TASK TO CARRY OUT: Each line in the entries that has the word "label" has to be copied.

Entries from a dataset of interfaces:
┄┄┄┄┄┄
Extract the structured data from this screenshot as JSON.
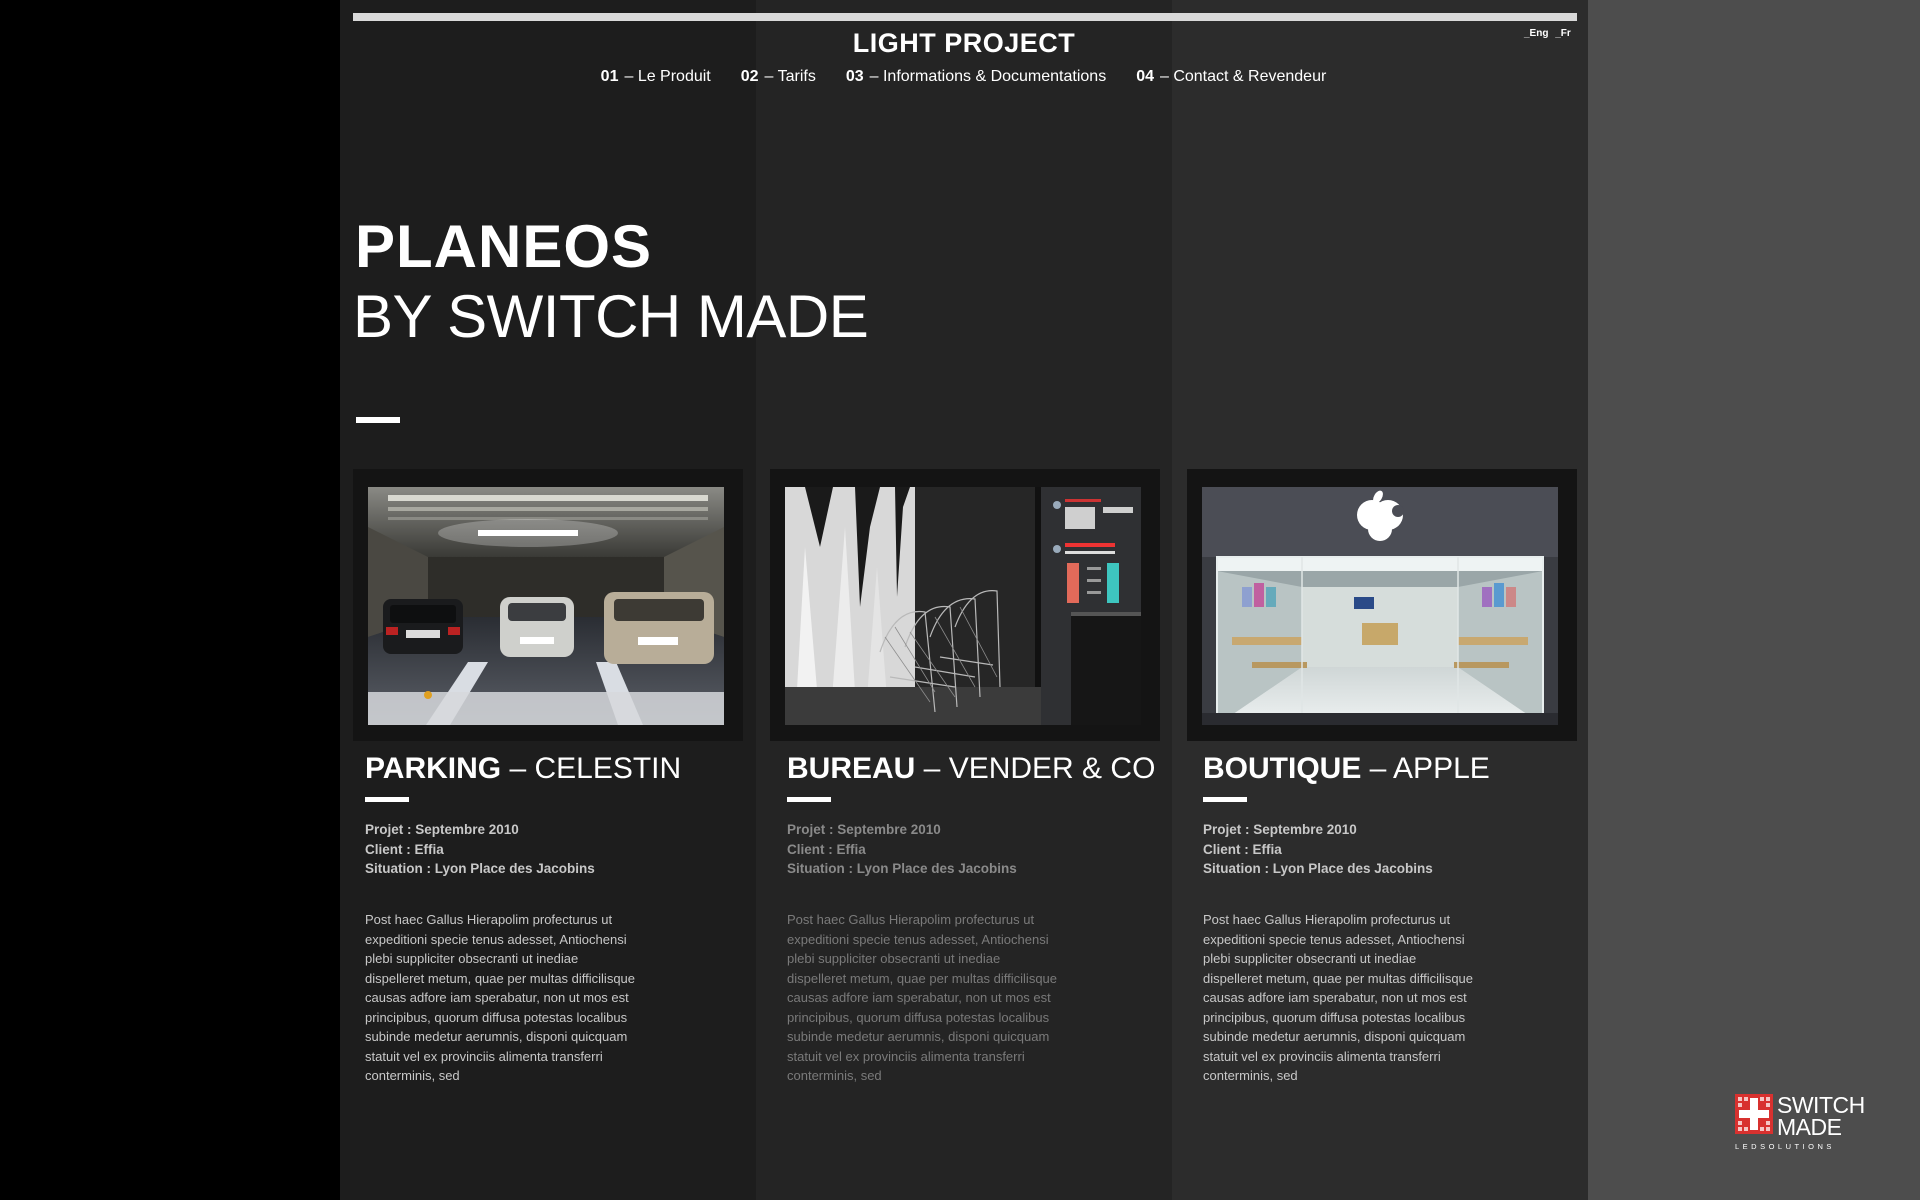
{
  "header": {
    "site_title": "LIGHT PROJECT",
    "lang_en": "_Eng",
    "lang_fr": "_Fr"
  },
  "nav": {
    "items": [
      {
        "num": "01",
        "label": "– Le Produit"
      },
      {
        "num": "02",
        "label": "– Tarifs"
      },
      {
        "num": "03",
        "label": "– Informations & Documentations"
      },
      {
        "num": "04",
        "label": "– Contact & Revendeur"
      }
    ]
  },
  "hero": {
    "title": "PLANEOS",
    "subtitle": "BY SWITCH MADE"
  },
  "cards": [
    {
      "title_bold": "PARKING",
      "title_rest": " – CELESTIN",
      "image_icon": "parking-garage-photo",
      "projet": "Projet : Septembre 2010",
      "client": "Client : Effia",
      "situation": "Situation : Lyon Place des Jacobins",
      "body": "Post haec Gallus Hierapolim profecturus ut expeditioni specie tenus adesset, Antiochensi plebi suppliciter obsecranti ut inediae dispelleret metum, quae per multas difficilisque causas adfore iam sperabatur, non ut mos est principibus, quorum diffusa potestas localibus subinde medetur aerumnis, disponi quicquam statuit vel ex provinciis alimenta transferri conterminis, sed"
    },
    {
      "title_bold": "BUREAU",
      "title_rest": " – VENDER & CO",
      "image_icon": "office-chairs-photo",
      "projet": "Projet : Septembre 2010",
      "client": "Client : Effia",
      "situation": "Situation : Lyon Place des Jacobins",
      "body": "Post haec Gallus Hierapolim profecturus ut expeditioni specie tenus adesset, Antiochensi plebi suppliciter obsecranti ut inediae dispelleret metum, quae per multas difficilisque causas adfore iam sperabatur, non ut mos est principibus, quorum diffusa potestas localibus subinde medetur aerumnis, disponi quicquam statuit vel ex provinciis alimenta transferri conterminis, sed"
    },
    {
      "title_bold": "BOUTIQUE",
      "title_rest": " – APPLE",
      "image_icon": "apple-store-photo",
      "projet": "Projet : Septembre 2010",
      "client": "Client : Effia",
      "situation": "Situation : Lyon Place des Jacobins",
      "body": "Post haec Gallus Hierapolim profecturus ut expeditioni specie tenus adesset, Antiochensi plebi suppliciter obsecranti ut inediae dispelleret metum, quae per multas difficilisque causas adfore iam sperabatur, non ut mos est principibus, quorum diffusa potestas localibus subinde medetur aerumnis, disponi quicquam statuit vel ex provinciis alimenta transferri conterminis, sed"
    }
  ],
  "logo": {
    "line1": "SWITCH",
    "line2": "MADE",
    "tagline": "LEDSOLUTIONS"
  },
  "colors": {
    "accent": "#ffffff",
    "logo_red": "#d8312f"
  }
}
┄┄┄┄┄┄
THE COMPLETED TASK:
        "label": "– Le Produit"
        "label": "– Tarifs"
        "label": "– Informations & Documentations"
        "label": "– Contact & Revendeur"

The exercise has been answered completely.